» Exercise:
Of all the lines in the entries, how many carry the word "distance"? The reply is that number and no more.

[[ Data for this exercise open ]]

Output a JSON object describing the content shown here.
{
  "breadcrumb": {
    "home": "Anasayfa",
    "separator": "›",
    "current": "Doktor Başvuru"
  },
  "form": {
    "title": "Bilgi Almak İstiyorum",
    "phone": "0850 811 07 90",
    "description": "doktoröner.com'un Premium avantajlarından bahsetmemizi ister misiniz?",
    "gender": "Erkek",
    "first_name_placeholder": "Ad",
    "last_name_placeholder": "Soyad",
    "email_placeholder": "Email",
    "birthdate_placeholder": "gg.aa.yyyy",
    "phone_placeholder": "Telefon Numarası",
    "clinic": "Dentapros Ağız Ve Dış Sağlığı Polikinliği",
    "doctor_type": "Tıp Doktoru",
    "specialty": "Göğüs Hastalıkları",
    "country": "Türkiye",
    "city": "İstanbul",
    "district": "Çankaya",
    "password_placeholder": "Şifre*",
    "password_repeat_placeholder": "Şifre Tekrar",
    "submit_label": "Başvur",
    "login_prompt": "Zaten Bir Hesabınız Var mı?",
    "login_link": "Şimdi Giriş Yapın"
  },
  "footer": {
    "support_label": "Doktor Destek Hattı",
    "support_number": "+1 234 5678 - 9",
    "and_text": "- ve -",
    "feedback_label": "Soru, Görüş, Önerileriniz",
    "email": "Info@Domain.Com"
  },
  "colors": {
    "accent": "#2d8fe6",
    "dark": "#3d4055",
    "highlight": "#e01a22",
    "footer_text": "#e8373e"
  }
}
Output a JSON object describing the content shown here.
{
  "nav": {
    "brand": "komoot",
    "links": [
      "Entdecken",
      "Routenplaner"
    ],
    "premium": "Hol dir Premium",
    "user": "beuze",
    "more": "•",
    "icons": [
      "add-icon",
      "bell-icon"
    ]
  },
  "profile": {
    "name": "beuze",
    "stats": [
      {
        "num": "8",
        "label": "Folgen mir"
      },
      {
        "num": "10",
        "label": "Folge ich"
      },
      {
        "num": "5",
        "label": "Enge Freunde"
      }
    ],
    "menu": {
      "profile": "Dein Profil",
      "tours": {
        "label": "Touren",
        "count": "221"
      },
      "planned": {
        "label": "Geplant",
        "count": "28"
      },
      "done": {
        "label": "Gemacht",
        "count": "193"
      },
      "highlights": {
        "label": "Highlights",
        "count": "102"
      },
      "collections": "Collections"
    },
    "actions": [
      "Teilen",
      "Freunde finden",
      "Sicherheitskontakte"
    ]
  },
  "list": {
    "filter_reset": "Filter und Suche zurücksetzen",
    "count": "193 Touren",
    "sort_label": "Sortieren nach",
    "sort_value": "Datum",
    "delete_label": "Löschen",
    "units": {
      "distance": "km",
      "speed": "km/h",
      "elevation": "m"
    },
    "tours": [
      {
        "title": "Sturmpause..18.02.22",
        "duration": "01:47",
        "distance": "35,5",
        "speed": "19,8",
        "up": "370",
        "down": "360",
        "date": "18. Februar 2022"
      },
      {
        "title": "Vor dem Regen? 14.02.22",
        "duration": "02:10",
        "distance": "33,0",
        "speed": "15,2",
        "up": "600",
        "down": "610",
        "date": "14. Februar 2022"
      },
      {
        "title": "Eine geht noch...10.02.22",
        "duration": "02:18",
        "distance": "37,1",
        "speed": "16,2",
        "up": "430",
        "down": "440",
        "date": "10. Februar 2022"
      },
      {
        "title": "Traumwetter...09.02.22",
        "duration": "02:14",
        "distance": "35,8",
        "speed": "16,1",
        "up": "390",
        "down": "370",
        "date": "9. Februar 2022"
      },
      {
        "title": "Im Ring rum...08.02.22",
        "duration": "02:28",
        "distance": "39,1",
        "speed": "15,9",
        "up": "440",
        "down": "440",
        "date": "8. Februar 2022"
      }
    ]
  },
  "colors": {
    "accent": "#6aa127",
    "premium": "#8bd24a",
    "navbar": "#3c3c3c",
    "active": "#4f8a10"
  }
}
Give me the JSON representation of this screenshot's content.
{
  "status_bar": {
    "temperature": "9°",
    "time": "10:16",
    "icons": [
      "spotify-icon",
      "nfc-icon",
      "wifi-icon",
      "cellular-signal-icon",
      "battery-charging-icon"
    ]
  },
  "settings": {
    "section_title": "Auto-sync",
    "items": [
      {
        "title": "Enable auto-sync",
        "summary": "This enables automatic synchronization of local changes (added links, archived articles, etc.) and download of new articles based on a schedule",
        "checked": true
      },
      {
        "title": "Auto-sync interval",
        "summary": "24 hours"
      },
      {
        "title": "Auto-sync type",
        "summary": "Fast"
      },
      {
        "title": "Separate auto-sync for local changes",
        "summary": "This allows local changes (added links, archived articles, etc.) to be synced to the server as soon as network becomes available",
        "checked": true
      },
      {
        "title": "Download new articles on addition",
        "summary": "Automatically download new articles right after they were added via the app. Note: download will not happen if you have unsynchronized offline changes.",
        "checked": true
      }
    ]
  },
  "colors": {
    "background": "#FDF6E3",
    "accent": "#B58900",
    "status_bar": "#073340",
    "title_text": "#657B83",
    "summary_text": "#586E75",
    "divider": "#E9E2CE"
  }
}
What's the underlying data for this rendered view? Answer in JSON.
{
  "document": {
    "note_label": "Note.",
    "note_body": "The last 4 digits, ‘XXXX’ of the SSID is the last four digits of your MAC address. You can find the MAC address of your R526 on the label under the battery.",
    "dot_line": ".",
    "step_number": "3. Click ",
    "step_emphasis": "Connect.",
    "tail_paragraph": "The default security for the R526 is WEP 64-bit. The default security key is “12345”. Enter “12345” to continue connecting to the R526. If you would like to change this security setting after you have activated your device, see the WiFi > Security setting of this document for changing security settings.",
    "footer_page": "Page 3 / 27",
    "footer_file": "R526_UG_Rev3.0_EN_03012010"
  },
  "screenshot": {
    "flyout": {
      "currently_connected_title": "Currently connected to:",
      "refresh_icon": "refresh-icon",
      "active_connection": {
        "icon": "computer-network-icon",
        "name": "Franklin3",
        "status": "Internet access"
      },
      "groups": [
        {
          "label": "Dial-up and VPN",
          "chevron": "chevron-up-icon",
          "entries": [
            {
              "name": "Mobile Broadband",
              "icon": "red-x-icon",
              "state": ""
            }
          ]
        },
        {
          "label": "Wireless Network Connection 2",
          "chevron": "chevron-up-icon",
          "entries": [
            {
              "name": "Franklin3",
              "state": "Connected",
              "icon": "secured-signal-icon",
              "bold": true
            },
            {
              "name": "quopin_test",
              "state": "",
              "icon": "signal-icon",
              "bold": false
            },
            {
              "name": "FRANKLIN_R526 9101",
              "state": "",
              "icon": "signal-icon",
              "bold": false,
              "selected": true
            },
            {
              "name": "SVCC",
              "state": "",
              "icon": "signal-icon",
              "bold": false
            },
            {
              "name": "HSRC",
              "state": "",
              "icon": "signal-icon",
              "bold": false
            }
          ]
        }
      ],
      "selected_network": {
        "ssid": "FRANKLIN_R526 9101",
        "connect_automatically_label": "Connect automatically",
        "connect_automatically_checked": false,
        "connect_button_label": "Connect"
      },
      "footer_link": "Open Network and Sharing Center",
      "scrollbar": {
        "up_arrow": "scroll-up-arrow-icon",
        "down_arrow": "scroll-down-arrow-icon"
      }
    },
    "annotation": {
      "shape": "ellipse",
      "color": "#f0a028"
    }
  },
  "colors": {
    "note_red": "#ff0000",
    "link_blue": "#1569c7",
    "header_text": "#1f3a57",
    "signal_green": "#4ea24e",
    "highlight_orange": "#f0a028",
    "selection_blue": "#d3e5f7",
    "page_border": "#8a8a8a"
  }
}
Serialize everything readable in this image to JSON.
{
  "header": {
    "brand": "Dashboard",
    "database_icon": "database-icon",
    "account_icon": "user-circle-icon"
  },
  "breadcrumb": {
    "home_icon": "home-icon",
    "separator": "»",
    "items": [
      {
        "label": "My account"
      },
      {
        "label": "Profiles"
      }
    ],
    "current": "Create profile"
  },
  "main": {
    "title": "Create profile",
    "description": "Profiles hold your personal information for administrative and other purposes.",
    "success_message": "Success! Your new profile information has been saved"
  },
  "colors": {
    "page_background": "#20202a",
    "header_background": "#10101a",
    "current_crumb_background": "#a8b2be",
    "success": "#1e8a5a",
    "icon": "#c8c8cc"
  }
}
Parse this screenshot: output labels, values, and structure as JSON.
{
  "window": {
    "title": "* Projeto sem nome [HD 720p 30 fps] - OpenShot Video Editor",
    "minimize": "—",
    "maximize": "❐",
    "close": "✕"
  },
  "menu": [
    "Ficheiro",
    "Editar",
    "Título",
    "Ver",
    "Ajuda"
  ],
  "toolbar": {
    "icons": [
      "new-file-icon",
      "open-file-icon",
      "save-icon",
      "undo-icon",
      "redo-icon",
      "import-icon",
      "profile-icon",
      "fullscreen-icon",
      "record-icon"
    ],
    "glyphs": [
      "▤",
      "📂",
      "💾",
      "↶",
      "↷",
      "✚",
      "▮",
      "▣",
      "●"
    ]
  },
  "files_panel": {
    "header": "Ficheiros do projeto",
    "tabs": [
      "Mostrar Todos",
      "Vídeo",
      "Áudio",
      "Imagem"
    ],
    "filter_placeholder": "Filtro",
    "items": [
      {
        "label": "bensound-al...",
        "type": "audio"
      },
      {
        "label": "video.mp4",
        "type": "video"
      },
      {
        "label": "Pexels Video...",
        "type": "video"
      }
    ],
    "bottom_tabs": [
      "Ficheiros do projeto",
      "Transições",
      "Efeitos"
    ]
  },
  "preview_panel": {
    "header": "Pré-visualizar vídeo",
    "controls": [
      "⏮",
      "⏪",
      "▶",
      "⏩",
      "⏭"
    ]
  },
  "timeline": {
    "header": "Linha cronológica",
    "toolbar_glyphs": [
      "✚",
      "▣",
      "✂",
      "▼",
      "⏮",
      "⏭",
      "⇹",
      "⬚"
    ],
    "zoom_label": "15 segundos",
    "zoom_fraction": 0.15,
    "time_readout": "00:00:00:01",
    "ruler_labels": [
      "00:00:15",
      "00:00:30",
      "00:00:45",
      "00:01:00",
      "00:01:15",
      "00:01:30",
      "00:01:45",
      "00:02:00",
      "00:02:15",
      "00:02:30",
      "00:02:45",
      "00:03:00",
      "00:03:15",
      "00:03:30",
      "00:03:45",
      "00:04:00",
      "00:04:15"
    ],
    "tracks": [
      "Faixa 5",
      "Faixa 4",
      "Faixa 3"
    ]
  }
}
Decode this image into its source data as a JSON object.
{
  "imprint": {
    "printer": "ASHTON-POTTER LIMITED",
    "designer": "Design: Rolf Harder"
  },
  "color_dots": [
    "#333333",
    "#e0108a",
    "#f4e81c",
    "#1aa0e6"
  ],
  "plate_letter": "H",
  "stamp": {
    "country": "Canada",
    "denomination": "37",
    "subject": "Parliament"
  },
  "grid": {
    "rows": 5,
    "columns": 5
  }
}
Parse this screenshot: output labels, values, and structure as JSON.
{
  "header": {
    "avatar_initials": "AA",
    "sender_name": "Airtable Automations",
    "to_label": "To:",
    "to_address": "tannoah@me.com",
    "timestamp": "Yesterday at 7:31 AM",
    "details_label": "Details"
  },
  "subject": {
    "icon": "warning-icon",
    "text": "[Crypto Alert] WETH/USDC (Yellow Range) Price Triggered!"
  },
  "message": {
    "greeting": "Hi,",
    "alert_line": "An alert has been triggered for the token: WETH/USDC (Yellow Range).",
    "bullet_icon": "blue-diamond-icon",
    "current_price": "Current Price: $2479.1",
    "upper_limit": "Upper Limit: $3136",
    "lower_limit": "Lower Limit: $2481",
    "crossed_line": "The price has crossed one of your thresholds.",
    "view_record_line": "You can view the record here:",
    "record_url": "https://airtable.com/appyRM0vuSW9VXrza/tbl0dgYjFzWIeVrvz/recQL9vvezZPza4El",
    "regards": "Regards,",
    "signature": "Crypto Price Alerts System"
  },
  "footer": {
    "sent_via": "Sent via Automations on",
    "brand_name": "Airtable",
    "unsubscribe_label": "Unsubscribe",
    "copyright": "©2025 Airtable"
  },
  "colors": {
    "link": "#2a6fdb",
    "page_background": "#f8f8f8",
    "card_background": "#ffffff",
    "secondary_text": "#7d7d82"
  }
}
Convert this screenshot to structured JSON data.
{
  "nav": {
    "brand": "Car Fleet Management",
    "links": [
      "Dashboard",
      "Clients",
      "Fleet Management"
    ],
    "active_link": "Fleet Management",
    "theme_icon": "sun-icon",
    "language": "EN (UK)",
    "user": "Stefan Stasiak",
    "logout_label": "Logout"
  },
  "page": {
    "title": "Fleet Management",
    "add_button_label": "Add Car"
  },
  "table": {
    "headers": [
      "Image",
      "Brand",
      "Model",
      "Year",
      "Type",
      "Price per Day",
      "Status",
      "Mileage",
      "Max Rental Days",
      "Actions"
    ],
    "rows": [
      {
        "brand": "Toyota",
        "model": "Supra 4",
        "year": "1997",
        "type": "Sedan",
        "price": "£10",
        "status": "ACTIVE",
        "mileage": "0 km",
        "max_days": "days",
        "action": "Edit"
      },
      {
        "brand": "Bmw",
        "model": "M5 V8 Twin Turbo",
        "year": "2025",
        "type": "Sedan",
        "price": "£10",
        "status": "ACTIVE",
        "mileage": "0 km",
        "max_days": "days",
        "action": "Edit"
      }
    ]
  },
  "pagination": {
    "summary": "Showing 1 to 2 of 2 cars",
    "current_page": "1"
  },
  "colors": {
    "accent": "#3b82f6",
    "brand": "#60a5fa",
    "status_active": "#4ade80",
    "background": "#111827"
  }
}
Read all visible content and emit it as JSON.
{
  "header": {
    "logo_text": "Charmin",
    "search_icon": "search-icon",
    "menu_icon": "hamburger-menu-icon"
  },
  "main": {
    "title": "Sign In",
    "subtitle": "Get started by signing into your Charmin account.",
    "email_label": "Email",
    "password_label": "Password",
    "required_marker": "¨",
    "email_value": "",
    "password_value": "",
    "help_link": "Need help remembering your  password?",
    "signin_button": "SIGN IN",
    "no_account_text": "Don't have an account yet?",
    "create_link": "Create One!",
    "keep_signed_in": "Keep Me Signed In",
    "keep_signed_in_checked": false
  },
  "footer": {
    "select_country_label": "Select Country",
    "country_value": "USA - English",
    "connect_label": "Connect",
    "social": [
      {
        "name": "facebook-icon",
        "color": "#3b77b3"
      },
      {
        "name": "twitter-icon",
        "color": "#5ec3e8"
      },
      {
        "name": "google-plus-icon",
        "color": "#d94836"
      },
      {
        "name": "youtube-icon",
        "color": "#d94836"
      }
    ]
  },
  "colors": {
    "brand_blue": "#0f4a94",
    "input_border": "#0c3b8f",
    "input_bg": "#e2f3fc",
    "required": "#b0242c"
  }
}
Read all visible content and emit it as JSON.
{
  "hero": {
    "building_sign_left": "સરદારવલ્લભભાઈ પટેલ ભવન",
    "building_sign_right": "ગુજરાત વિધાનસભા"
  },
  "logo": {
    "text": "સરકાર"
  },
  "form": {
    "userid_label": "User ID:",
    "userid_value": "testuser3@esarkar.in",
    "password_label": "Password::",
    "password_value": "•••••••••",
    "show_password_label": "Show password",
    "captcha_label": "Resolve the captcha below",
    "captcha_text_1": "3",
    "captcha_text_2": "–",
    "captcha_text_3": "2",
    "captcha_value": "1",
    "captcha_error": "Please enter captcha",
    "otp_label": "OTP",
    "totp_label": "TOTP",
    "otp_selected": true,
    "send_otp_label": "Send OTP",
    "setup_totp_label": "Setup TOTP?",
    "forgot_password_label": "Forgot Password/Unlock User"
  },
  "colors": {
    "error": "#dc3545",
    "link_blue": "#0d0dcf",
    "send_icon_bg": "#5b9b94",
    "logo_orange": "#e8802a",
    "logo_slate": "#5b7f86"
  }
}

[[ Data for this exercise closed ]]

» Response to this task:
6